One is to temper your income investments with companies that mainly hand us gains in the form of stock-price growth. This would lead you to the tech industry, where revenue growth, thanks to the worldaEURtms growing reliance on tech, is a catalyst for investor demand. You can get into tech through something like the Vanguard Information Technology ETF (VGT), which pays a 1.5% dividend, close to what youaEURtmd get from Disney. The fundaEURtms top holdings include reliable names like Microsoft (MSFT), Apple (AAPL) and Intel (INTC).
High-Paying CEFs Are Your Best Play
Or you could do better and buy the Columbia Seligman Premium Technology Growth Fund (STK), a closed-end fund (CEF) that pays a tremendous 9% yield while focusing on the best tech companies out there. As you can see below, it holds many of the same names as VGT, plus some faster growers, like Lam Research (LRCX), Teradyne (TER) and Marvell Technology Group (MRVL).
STKaEURtms Portfolio of Reliable Tech Plays
Source: Columbia Threadneedle Investments
If you want to focus on a wider variety of companies while still grabbing a high income stream, corporate bonds offer another option, especially if you buy them through a CEF. If dividend cuts continue or accelerate, I expect many investors to bulk up their bond holdings as a hedge. And since the Federal Reserve has begun to buy corporate bonds, effectively guaranteeing the prices wonaEURtmt fall further, this is an unusually low-risk time to jump into this market.

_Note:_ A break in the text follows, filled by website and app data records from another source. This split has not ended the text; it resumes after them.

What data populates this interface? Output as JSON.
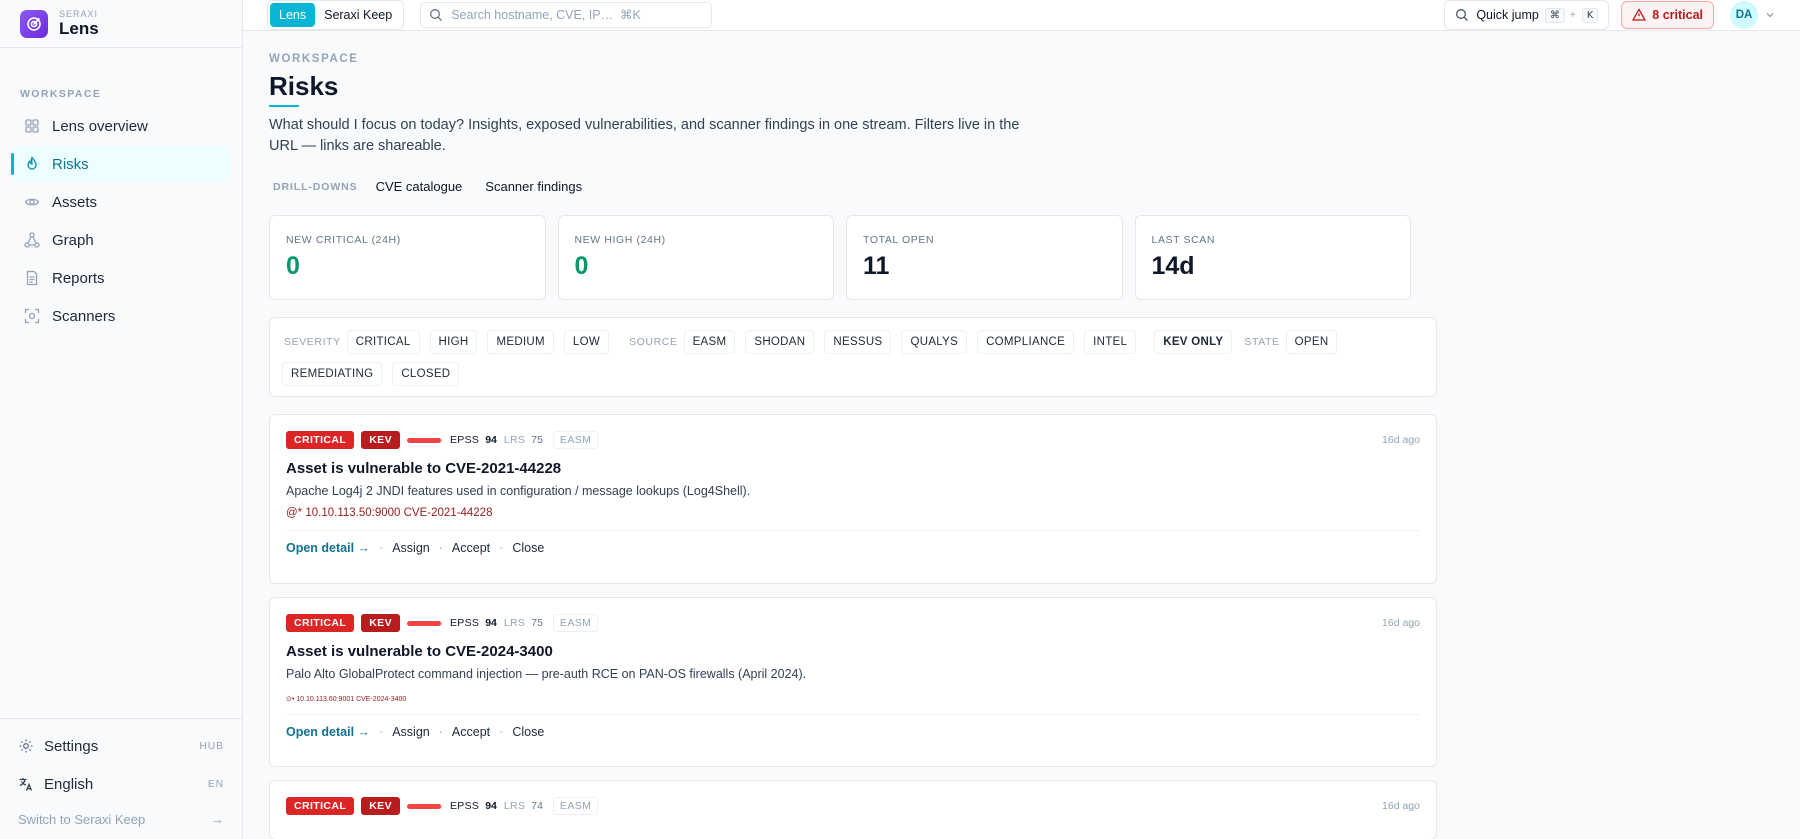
{
  "brand": {
    "kicker": "SERAXI",
    "name": "Lens"
  },
  "sidebar": {
    "section": "WORKSPACE",
    "items": [
      {
        "label": "Lens overview",
        "icon": "grid-icon"
      },
      {
        "label": "Risks",
        "icon": "flame-icon",
        "active": true
      },
      {
        "label": "Assets",
        "icon": "eye-icon"
      },
      {
        "label": "Graph",
        "icon": "graph-icon"
      },
      {
        "label": "Reports",
        "icon": "document-icon"
      },
      {
        "label": "Scanners",
        "icon": "scan-icon"
      }
    ],
    "settings": {
      "label": "Settings",
      "tag": "HUB"
    },
    "language": {
      "label": "English",
      "tag": "EN"
    },
    "switch": {
      "label": "Switch to Seraxi Keep",
      "arrow": "→"
    }
  },
  "topbar": {
    "app_switch": [
      "Lens",
      "Seraxi Keep"
    ],
    "search_placeholder": "Search hostname, CVE, IP…  ⌘K",
    "quick_jump": {
      "label": "Quick jump",
      "key1": "⌘",
      "plus": "+",
      "key2": "K"
    },
    "critical_badge": "8 critical",
    "avatar": "DA"
  },
  "page": {
    "kicker": "WORKSPACE",
    "title": "Risks",
    "lede": "What should I focus on today? Insights, exposed vulnerabilities, and scanner findings in one stream. Filters live in the URL — links are shareable.",
    "drill_label": "DRILL-DOWNS",
    "drill_links": [
      "CVE catalogue",
      "Scanner findings"
    ]
  },
  "stats": [
    {
      "label": "NEW CRITICAL (24H)",
      "value": "0"
    },
    {
      "label": "NEW HIGH (24H)",
      "value": "0"
    },
    {
      "label": "TOTAL OPEN",
      "value": "11"
    },
    {
      "label": "LAST SCAN",
      "value": "14d"
    }
  ],
  "filters": {
    "severity_label": "SEVERITY",
    "severity": [
      "CRITICAL",
      "HIGH",
      "MEDIUM",
      "LOW"
    ],
    "source_label": "SOURCE",
    "source": [
      "EASM",
      "SHODAN",
      "NESSUS",
      "QUALYS",
      "COMPLIANCE",
      "INTEL"
    ],
    "kev_only": "KEV ONLY",
    "state_label": "STATE",
    "state": [
      "OPEN",
      "REMEDIATING",
      "CLOSED"
    ]
  },
  "findings": [
    {
      "severity": "CRITICAL",
      "kev": "KEV",
      "epss_label": "EPSS",
      "epss": "94",
      "epss_fraction": 0.94,
      "lrs_label": "LRS",
      "lrs": "75",
      "source": "EASM",
      "ago": "16d ago",
      "title": "Asset is vulnerable to CVE-2021-44228",
      "desc": "Apache Log4j 2 JNDI features used in configuration / message lookups (Log4Shell).",
      "ref": "@* 10.10.113.50:9000 CVE-2021-44228",
      "actions": {
        "open": "Open detail →",
        "assign": "Assign",
        "accept": "Accept",
        "close": "Close",
        "sep": "·"
      }
    },
    {
      "severity": "CRITICAL",
      "kev": "KEV",
      "epss_label": "EPSS",
      "epss": "94",
      "epss_fraction": 0.94,
      "lrs_label": "LRS",
      "lrs": "75",
      "source": "EASM",
      "ago": "16d ago",
      "title": "Asset is vulnerable to CVE-2024-3400",
      "desc": "Palo Alto GlobalProtect command injection — pre-auth RCE on PAN-OS firewalls (April 2024).",
      "ref": "⊙• 10.10.113.60:9001 CVE-2024-3400",
      "actions": {
        "open": "Open detail →",
        "assign": "Assign",
        "accept": "Accept",
        "close": "Close",
        "sep": "·"
      }
    },
    {
      "severity": "CRITICAL",
      "kev": "KEV",
      "epss_label": "EPSS",
      "epss": "94",
      "epss_fraction": 0.94,
      "lrs_label": "LRS",
      "lrs": "74",
      "source": "EASM",
      "ago": "16d ago"
    }
  ],
  "colors": {
    "accent": "#06b6d4",
    "critical": "#dc2626",
    "kev": "#b91c1c",
    "success": "#059669"
  }
}
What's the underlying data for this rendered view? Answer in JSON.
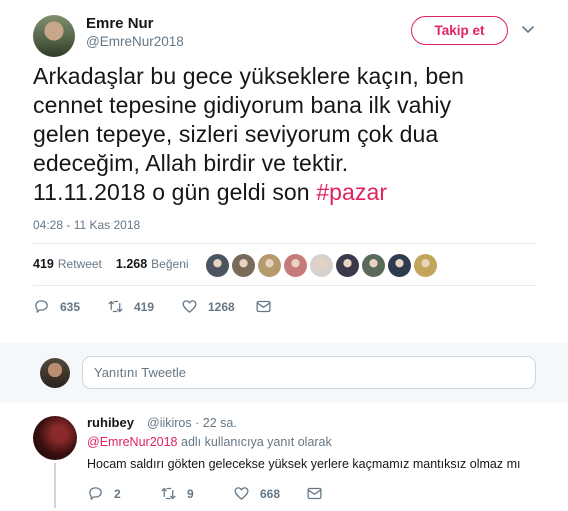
{
  "tweet": {
    "author_name": "Emre Nur",
    "author_handle": "@EmreNur2018",
    "follow_label": "Takip et",
    "text_lines": [
      "Arkadaşlar bu gece yükseklere kaçın, ben",
      "cennet tepesine gidiyorum bana ilk vahiy",
      "gelen tepeye, sizleri seviyorum çok dua",
      "edeceğim, Allah birdir ve tektir."
    ],
    "text_last_line_prefix": "11.11.2018 o gün geldi son ",
    "hashtag": "#pazar",
    "timestamp": "04:28 - 11 Kas 2018",
    "retweets_count": "419",
    "retweets_label": "Retweet",
    "likes_count": "1.268",
    "likes_label": "Beğeni",
    "liker_colors": [
      "#4a5560",
      "#7a6a5a",
      "#b59a6d",
      "#c77a7a",
      "#d9d2cc",
      "#3a3a4a",
      "#5a6a5a",
      "#2e3a4e",
      "#c2a55a"
    ],
    "actions": {
      "replies": "635",
      "retweets": "419",
      "likes": "1268"
    }
  },
  "reply_box": {
    "placeholder": "Yanıtını Tweetle"
  },
  "reply": {
    "author_name": "ruhibey",
    "author_handle_time": "@iikiros · 22 sa.",
    "replying_mention": "@EmreNur2018",
    "replying_suffix": " adlı kullanıcıya yanıt olarak",
    "text": "Hocam saldırı gökten gelecekse yüksek yerlere kaçmamız mantıksız olmaz mı",
    "actions": {
      "replies": "2",
      "retweets": "9",
      "likes": "668"
    }
  },
  "colors": {
    "accent": "#e0245e",
    "secondary_text": "#657786",
    "divider": "#e6ecf0"
  }
}
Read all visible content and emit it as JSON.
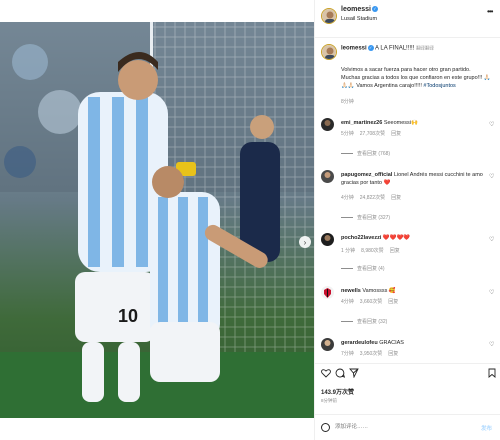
{
  "post": {
    "username": "leomessi",
    "location": "Lusail Stadium",
    "more_icon": "more-horizontal-icon"
  },
  "caption": {
    "username": "leomessi",
    "headline": "A LA FINAL!!!!!",
    "translate_label": "翻译翻译",
    "body": "Volvimos a sacar fuerza para hacer otro gran partido. Muchas gracias a todos los que confiaron en este grupo!!! 🙏🏻🙏🏻🙏🏻 Vamos Argentina carajo!!!!! ",
    "hashtag": "#Todosjuntos",
    "time": "8分钟"
  },
  "comments": [
    {
      "username": "emi_martinez26",
      "text": "Seeomessi🙌",
      "time": "5分钟",
      "likes": "27,708次赞",
      "reply": "回复",
      "view_replies": "查看回复 (768)"
    },
    {
      "username": "papugomez_official",
      "text": "Lionel Andrés messi cucchini te amo gracias por tanto ❤️",
      "time": "4分钟",
      "likes": "24,822次赞",
      "reply": "回复",
      "view_replies": "查看回复 (327)"
    },
    {
      "username": "pocho22lavezzi",
      "text": "❤️❤️❤️❤️",
      "time": "1 分钟",
      "likes": "8,980次赞",
      "reply": "回复",
      "view_replies": "查看回复 (4)"
    },
    {
      "username": "newells",
      "text": "Vamossss 🥰",
      "time": "4分钟",
      "likes": "3,660次赞",
      "reply": "回复",
      "view_replies": "查看回复 (32)"
    },
    {
      "username": "gerardeulofeu",
      "text": "GRACIAS",
      "time": "7分钟",
      "likes": "3,950次赞",
      "reply": "回复",
      "view_replies": ""
    }
  ],
  "stats": {
    "likes": "143.9万次赞",
    "date": "8分钟前"
  },
  "composer": {
    "placeholder": "添加评论……",
    "post_label": "发布"
  },
  "colors": {
    "link": "#00376b",
    "muted": "#8e8e8e",
    "verified": "#3897f0",
    "post_button_disabled": "#b3dbff",
    "carousel_active_dot": "#4aa3ff"
  },
  "carousel": {
    "slides": 10,
    "active_index": 0
  }
}
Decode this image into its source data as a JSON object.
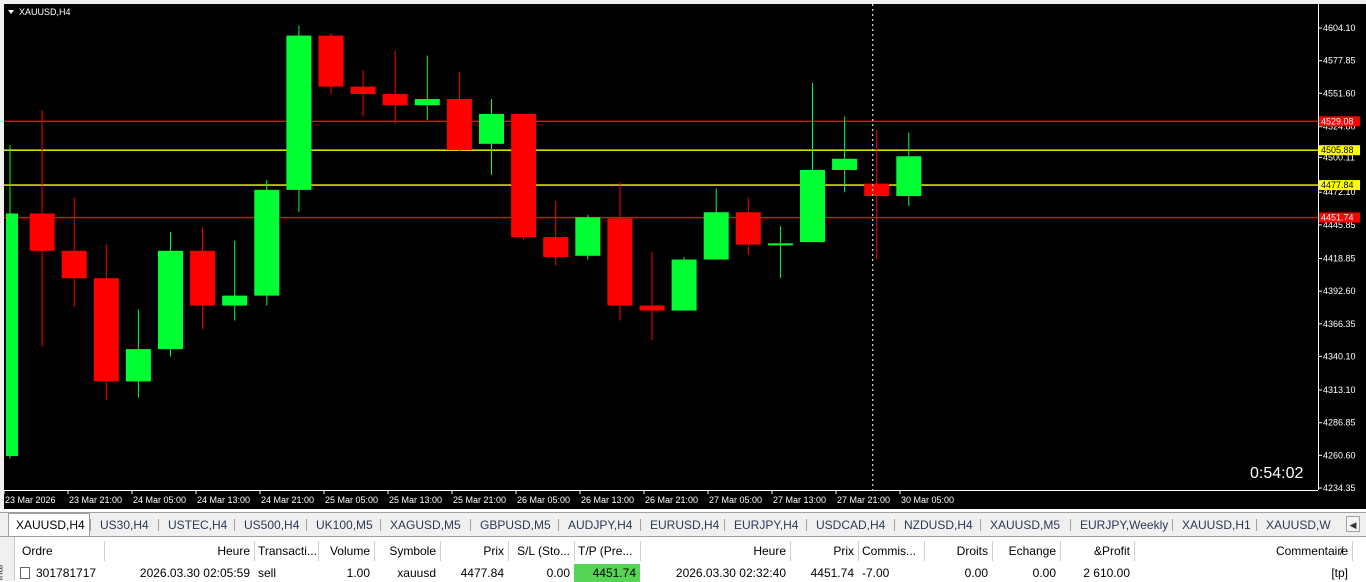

There are dozens of great corporate-bond funds to choose from, but let me quickly point out the Western Asset Premier Bond Fund (WEA). Without using leverage and with a focus on higher-quality bonds, this is one of the most diversified and lower-risk corporate-bond funds. Plus it pays a 6.3% dividend while trading at a discount to net asset value (NAV, or the value of its underlying portfolio) far below its long-term average.
WEA Is On Sale
The key takeaway? You donaEURtmt have to rely on the big names to (hopefully) keep their payouts coming. The CEF world offers plenty of safer, higher-paying optionsaEUR"and STK and WEA are just the start.
4 MORE Buys That Crush Disney (and yield 8.4%)
If youaEURtmre interested in CEFs, your timing couldnaEURtmt be better, because IaEURtmve recently released my 4 very best buys in the space. They throw off sparkling 8.4% average payouts! PLUS they sport far bigger discounts than STK and WEA.
Just how cheap are these income titans?
Big enough to ignite 20%+ gains in the next 12 months, even if the market only moves slightly higher from here. And if we do get a downturn, these big discounts help keep our 4 fundsaEURtm market prices stable.
And weaEURtmll enjoy their massive 8.4% dividends the entire time!A
I canaEURtmt wait to show you these 4 aEURoecrisis-proofaEUR 8.4%-paying CEFs. Everything you need to know is waiting for you here: names, tickers, buy-under prices, complete dividend historiesaEUR"the works!
One thing you can count on? If you pass up this opportunity now, youaEURtmll surely be kicking yourself in 12 months. DonaEURtmt miss out on the dividends and upside on offer here. Go right here to get everything you need to know.
The views and opinions expressed herein are the views and opinions of the author and do not necessarily reflect those of Nasdaq, Inc.